#### [What is expected]
The records that follow are to be printed exactly, with no images.

Web page and app entries:
┌──

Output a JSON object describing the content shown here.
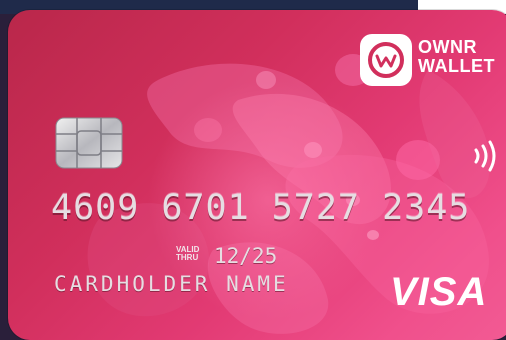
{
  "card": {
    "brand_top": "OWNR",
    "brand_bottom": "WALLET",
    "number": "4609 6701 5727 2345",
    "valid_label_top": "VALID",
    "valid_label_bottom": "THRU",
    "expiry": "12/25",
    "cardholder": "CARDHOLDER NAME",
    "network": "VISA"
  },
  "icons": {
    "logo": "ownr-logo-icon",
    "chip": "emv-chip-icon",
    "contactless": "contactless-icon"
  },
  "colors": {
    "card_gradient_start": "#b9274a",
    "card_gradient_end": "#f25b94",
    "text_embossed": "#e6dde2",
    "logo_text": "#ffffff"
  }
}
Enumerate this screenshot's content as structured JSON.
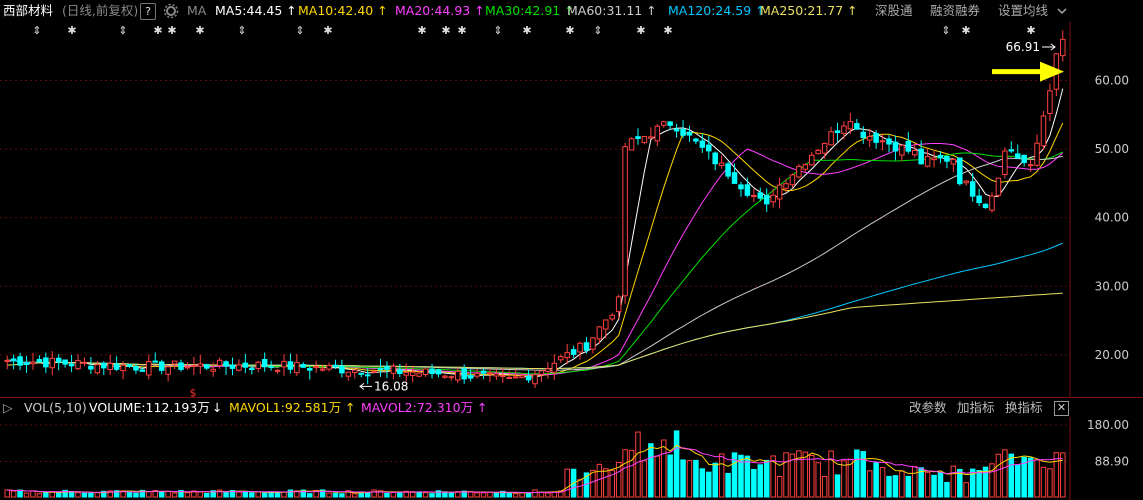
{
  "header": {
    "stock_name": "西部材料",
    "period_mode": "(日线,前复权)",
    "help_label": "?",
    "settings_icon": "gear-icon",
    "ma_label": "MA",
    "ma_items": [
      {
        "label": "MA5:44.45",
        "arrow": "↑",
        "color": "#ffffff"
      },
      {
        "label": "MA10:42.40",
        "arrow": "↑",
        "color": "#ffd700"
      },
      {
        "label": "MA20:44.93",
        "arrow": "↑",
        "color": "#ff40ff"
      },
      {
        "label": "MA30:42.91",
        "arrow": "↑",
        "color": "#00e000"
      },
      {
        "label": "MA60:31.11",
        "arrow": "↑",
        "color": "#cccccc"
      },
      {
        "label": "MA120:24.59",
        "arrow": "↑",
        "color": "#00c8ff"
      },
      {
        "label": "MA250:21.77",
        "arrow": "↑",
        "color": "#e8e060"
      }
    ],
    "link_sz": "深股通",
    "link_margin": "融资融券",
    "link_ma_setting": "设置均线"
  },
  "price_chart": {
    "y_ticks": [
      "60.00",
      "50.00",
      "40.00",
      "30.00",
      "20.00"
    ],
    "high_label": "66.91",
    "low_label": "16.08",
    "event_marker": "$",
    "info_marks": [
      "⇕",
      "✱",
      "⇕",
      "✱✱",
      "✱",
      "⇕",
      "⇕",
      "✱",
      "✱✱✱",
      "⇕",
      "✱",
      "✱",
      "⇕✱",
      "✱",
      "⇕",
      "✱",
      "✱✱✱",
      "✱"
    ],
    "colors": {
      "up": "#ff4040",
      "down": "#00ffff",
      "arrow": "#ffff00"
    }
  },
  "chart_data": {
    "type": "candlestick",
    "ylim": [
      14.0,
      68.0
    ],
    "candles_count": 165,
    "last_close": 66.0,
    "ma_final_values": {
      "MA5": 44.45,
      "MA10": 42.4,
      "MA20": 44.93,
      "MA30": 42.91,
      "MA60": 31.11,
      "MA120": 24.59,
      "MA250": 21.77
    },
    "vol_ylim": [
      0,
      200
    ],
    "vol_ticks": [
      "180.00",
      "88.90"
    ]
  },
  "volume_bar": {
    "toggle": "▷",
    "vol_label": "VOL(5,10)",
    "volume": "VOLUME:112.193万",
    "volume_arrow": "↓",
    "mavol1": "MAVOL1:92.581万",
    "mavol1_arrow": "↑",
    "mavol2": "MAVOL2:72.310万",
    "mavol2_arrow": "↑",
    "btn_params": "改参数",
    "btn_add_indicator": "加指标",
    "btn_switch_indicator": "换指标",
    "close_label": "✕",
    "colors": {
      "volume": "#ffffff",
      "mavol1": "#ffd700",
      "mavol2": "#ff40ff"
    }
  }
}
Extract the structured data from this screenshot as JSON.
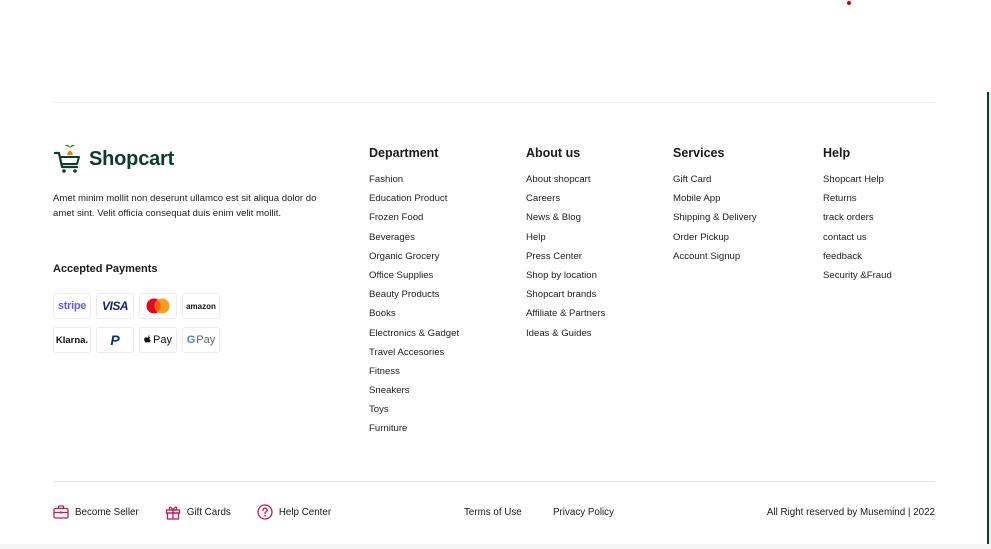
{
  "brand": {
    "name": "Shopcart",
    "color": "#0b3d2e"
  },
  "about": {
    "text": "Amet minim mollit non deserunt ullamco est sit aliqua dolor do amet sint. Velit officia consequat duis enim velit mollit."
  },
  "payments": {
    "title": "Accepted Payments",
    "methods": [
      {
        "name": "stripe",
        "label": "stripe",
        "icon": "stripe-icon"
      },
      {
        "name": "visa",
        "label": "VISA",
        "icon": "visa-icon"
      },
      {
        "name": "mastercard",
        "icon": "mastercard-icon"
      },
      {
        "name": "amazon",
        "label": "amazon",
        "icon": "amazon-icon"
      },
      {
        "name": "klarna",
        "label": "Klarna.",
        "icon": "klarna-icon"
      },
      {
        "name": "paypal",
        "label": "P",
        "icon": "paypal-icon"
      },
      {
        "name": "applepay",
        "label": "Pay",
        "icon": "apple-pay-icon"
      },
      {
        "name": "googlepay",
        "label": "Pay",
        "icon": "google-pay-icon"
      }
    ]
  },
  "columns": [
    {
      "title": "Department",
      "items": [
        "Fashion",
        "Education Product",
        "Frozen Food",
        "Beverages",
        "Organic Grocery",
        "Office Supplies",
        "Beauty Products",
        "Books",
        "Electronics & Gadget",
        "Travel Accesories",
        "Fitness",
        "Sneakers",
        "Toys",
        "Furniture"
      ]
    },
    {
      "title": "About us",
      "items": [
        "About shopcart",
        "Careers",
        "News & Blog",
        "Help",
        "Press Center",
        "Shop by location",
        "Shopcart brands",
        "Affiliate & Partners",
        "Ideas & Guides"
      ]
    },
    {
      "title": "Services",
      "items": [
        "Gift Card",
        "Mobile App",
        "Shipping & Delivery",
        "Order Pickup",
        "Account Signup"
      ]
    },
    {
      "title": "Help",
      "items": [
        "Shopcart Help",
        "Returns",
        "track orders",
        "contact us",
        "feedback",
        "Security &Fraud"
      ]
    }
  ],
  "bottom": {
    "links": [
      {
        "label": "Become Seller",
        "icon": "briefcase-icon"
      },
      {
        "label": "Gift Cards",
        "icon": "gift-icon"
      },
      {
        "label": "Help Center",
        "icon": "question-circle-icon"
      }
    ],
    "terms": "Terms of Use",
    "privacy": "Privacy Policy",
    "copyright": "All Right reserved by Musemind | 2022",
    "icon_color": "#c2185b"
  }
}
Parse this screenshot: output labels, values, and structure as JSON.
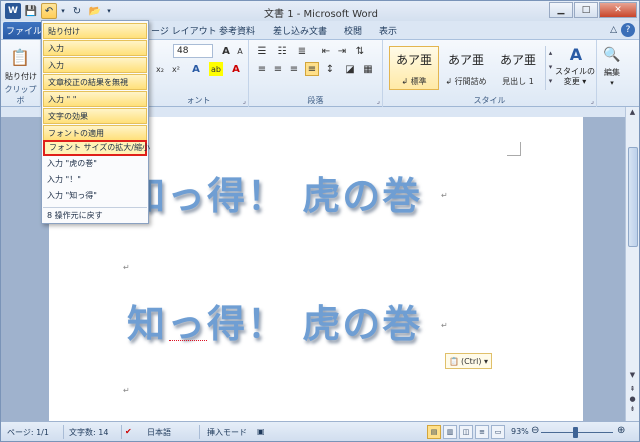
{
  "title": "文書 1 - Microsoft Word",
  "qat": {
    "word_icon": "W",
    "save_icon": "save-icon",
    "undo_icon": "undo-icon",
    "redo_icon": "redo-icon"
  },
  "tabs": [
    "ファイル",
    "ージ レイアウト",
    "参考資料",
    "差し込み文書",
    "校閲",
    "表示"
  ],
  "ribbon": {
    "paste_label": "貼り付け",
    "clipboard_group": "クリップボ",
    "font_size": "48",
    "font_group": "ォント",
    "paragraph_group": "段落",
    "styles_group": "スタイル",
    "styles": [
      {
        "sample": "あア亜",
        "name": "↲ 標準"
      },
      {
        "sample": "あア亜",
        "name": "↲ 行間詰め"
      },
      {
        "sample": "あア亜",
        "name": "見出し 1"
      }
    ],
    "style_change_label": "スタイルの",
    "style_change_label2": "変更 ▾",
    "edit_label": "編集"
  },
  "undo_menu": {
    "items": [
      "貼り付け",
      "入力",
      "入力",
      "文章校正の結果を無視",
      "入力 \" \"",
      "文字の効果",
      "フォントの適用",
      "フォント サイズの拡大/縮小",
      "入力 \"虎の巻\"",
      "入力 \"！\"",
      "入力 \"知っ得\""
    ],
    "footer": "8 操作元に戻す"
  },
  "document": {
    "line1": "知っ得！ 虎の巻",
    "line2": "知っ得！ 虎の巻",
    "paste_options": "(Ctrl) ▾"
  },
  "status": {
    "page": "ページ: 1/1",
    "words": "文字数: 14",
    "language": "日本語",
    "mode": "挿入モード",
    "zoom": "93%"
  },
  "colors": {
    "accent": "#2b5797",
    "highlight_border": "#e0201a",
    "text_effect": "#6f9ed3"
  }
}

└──

#### [Result]
Output a JSON object describing the content shown here.
{
  "card": {
    "brand_top": "OWNR",
    "brand_bottom": "WALLET",
    "number": "4609 6701 5727 2345",
    "valid_label_top": "VALID",
    "valid_label_bottom": "THRU",
    "expiry": "12/25",
    "cardholder": "CARDHOLDER NAME",
    "network": "VISA"
  },
  "icons": {
    "logo": "ownr-logo-icon",
    "chip": "emv-chip-icon",
    "contactless": "contactless-icon"
  },
  "colors": {
    "card_gradient_start": "#b9274a",
    "card_gradient_end": "#f25b94",
    "text_embossed": "#e6dde2",
    "logo_text": "#ffffff"
  }
}
Enumerate this screenshot's content as structured JSON.
{
  "header": {
    "stock_name": "西部材料",
    "period_mode": "(日线,前复权)",
    "help_label": "?",
    "settings_icon": "gear-icon",
    "ma_label": "MA",
    "ma_items": [
      {
        "label": "MA5:44.45",
        "arrow": "↑",
        "color": "#ffffff"
      },
      {
        "label": "MA10:42.40",
        "arrow": "↑",
        "color": "#ffd700"
      },
      {
        "label": "MA20:44.93",
        "arrow": "↑",
        "color": "#ff40ff"
      },
      {
        "label": "MA30:42.91",
        "arrow": "↑",
        "color": "#00e000"
      },
      {
        "label": "MA60:31.11",
        "arrow": "↑",
        "color": "#cccccc"
      },
      {
        "label": "MA120:24.59",
        "arrow": "↑",
        "color": "#00c8ff"
      },
      {
        "label": "MA250:21.77",
        "arrow": "↑",
        "color": "#e8e060"
      }
    ],
    "link_sz": "深股通",
    "link_margin": "融资融券",
    "link_ma_setting": "设置均线"
  },
  "price_chart": {
    "y_ticks": [
      "60.00",
      "50.00",
      "40.00",
      "30.00",
      "20.00"
    ],
    "high_label": "66.91",
    "low_label": "16.08",
    "event_marker": "$",
    "info_marks": [
      "⇕",
      "✱",
      "⇕",
      "✱✱",
      "✱",
      "⇕",
      "⇕",
      "✱",
      "✱✱✱",
      "⇕",
      "✱",
      "✱",
      "⇕✱",
      "✱",
      "⇕",
      "✱",
      "✱✱✱",
      "✱"
    ],
    "colors": {
      "up": "#ff4040",
      "down": "#00ffff",
      "arrow": "#ffff00"
    }
  },
  "chart_data": {
    "type": "candlestick",
    "ylim": [
      14.0,
      68.0
    ],
    "candles_count": 165,
    "last_close": 66.0,
    "ma_final_values": {
      "MA5": 44.45,
      "MA10": 42.4,
      "MA20": 44.93,
      "MA30": 42.91,
      "MA60": 31.11,
      "MA120": 24.59,
      "MA250": 21.77
    },
    "vol_ylim": [
      0,
      200
    ],
    "vol_ticks": [
      "180.00",
      "88.90"
    ]
  },
  "volume_bar": {
    "toggle": "▷",
    "vol_label": "VOL(5,10)",
    "volume": "VOLUME:112.193万",
    "volume_arrow": "↓",
    "mavol1": "MAVOL1:92.581万",
    "mavol1_arrow": "↑",
    "mavol2": "MAVOL2:72.310万",
    "mavol2_arrow": "↑",
    "btn_params": "改参数",
    "btn_add_indicator": "加指标",
    "btn_switch_indicator": "换指标",
    "close_label": "✕",
    "colors": {
      "volume": "#ffffff",
      "mavol1": "#ffd700",
      "mavol2": "#ff40ff"
    }
  }
}
Extract the structured data from this screenshot as JSON.
{
  "brand": {
    "name": "Shopcart",
    "color": "#0b3d2e"
  },
  "about": {
    "text": "Amet minim mollit non deserunt ullamco est sit aliqua dolor do amet sint. Velit officia consequat duis enim velit mollit."
  },
  "payments": {
    "title": "Accepted Payments",
    "methods": [
      {
        "name": "stripe",
        "label": "stripe",
        "icon": "stripe-icon"
      },
      {
        "name": "visa",
        "label": "VISA",
        "icon": "visa-icon"
      },
      {
        "name": "mastercard",
        "icon": "mastercard-icon"
      },
      {
        "name": "amazon",
        "label": "amazon",
        "icon": "amazon-icon"
      },
      {
        "name": "klarna",
        "label": "Klarna.",
        "icon": "klarna-icon"
      },
      {
        "name": "paypal",
        "label": "P",
        "icon": "paypal-icon"
      },
      {
        "name": "applepay",
        "label": "Pay",
        "icon": "apple-pay-icon"
      },
      {
        "name": "googlepay",
        "label": "Pay",
        "icon": "google-pay-icon"
      }
    ]
  },
  "columns": [
    {
      "title": "Department",
      "items": [
        "Fashion",
        "Education Product",
        "Frozen Food",
        "Beverages",
        "Organic Grocery",
        "Office Supplies",
        "Beauty Products",
        "Books",
        "Electronics & Gadget",
        "Travel Accesories",
        "Fitness",
        "Sneakers",
        "Toys",
        "Furniture"
      ]
    },
    {
      "title": "About us",
      "items": [
        "About shopcart",
        "Careers",
        "News & Blog",
        "Help",
        "Press Center",
        "Shop by location",
        "Shopcart brands",
        "Affiliate & Partners",
        "Ideas & Guides"
      ]
    },
    {
      "title": "Services",
      "items": [
        "Gift Card",
        "Mobile App",
        "Shipping & Delivery",
        "Order Pickup",
        "Account Signup"
      ]
    },
    {
      "title": "Help",
      "items": [
        "Shopcart Help",
        "Returns",
        "track orders",
        "contact us",
        "feedback",
        "Security &Fraud"
      ]
    }
  ],
  "bottom": {
    "links": [
      {
        "label": "Become Seller",
        "icon": "briefcase-icon"
      },
      {
        "label": "Gift Cards",
        "icon": "gift-icon"
      },
      {
        "label": "Help Center",
        "icon": "question-circle-icon"
      }
    ],
    "terms": "Terms of Use",
    "privacy": "Privacy Policy",
    "copyright": "All Right reserved by Musemind | 2022",
    "icon_color": "#c2185b"
  }
}
Parse this screenshot: output labels, values, and structure as JSON.
{
  "title": "文書 1 - Microsoft Word",
  "qat": {
    "word_icon": "W",
    "save_icon": "save-icon",
    "undo_icon": "undo-icon",
    "redo_icon": "redo-icon"
  },
  "tabs": [
    "ファイル",
    "ージ レイアウト",
    "参考資料",
    "差し込み文書",
    "校閲",
    "表示"
  ],
  "ribbon": {
    "paste_label": "貼り付け",
    "clipboard_group": "クリップボ",
    "font_size": "48",
    "font_group": "ォント",
    "paragraph_group": "段落",
    "styles_group": "スタイル",
    "styles": [
      {
        "sample": "あア亜",
        "name": "↲ 標準"
      },
      {
        "sample": "あア亜",
        "name": "↲ 行間詰め"
      },
      {
        "sample": "あア亜",
        "name": "見出し 1"
      }
    ],
    "style_change_label": "スタイルの",
    "style_change_label2": "変更 ▾",
    "edit_label": "編集"
  },
  "undo_menu": {
    "items": [
      "貼り付け",
      "入力",
      "入力",
      "文章校正の結果を無視",
      "入力 \" \"",
      "文字の効果",
      "フォントの適用",
      "フォント サイズの拡大/縮小",
      "入力 \"虎の巻\"",
      "入力 \"！\"",
      "入力 \"知っ得\""
    ],
    "footer": "8 操作元に戻す"
  },
  "document": {
    "line1": "知っ得！ 虎の巻",
    "line2": "知っ得！ 虎の巻",
    "paste_options": "(Ctrl) ▾"
  },
  "status": {
    "page": "ページ: 1/1",
    "words": "文字数: 14",
    "language": "日本語",
    "mode": "挿入モード",
    "zoom": "93%"
  },
  "colors": {
    "accent": "#2b5797",
    "highlight_border": "#e0201a",
    "text_effect": "#6f9ed3"
  }
}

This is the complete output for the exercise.